  • Map of the field with sampling plan and sample labels.

Coring tools Figure 3
Coring devices are best for soil sampling. Augers are recommended on rocky soils. Hand samplers at least 3 feet long are desirable because they reduce back strain.
 

A power drill facilitates sampling in rocky or dry soils. Figure 4
A power drill can facilitate sampling in rocky or dry soils. A plastic container with a hole in the middle will facilitate collecting the soil as the auger pulls it out of the ground. Empty the soil out of the plastic container into the soil sample bucket after each successful attempt to get a 6-inch core.
 

The best tool for soil sampling is a coring device (Figures 3 and 4). A core sampler works best in soils with few rocks

. In rocky soils, some type of auger is the preferred tool. If you are doing a lot of sampling, a power drill with an auger can be very efficient. A shovel or spade can be used if a coring device is not available. Always use clean equipment when collecting soil samples. A plastic bucket should be used for collecting and mixing samples. Metal buckets or containers can contaminate the soil with micronutrients.

Submitting your soil samples

Break up the soil cores and thoroughly mix the sample soils. Place approximately 1.5 cups of the mixed soil into a soil sample box or plastic bag and discard the excess soil. If the soil is too wet to mix thoroughly, the sample can be set out on a bench and allowed to air dry before mixing.

Label the sample with field and subfield names.
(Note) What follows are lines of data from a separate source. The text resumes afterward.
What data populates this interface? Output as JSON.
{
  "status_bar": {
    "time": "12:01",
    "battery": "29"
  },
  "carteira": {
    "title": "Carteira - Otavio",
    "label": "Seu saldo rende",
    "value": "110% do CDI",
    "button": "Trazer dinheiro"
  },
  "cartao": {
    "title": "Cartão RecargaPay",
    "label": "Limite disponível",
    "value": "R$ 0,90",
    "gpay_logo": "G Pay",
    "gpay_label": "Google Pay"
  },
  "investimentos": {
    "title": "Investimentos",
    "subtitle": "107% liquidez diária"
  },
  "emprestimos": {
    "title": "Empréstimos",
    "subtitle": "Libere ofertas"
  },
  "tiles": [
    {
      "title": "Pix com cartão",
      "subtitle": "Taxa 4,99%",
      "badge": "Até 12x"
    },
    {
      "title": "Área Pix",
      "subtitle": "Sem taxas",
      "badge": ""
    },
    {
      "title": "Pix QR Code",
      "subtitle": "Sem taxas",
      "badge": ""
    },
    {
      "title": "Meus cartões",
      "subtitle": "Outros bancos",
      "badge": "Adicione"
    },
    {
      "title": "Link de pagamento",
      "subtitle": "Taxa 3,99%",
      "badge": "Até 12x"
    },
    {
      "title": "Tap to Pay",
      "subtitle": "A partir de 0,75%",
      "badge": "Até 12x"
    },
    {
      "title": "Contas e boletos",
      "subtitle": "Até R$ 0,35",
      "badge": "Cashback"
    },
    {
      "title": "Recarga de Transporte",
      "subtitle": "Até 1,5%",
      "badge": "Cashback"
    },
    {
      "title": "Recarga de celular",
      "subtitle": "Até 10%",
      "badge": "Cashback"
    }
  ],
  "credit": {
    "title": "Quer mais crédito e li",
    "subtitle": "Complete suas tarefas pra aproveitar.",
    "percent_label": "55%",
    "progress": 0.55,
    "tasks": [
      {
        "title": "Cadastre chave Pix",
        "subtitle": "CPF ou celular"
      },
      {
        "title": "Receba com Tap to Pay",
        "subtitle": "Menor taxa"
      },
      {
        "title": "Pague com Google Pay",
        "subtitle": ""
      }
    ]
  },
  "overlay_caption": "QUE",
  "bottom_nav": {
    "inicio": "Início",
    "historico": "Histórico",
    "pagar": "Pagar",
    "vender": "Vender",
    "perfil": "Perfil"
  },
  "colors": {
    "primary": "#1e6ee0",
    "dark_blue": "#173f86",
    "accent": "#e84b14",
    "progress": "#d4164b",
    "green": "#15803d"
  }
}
Soil sample boxes and soil information forms can be obtained from private soil testing labs or your local MU Extension center or by contacting Extension Soil and Plant Testing Services at the University:

Soil samples can also be submitted to your local MU Extension center or directly to a University or private soil testing lab. Be sure to use a lab that has been accredited by Missouri Soil Testing Association (MSTA), http://soilplantlab.missouri.edu/soil/mstacertified.aspx.

 


G9217 Soil Sampling Hayfields and Row Crops | University of Missouri Extension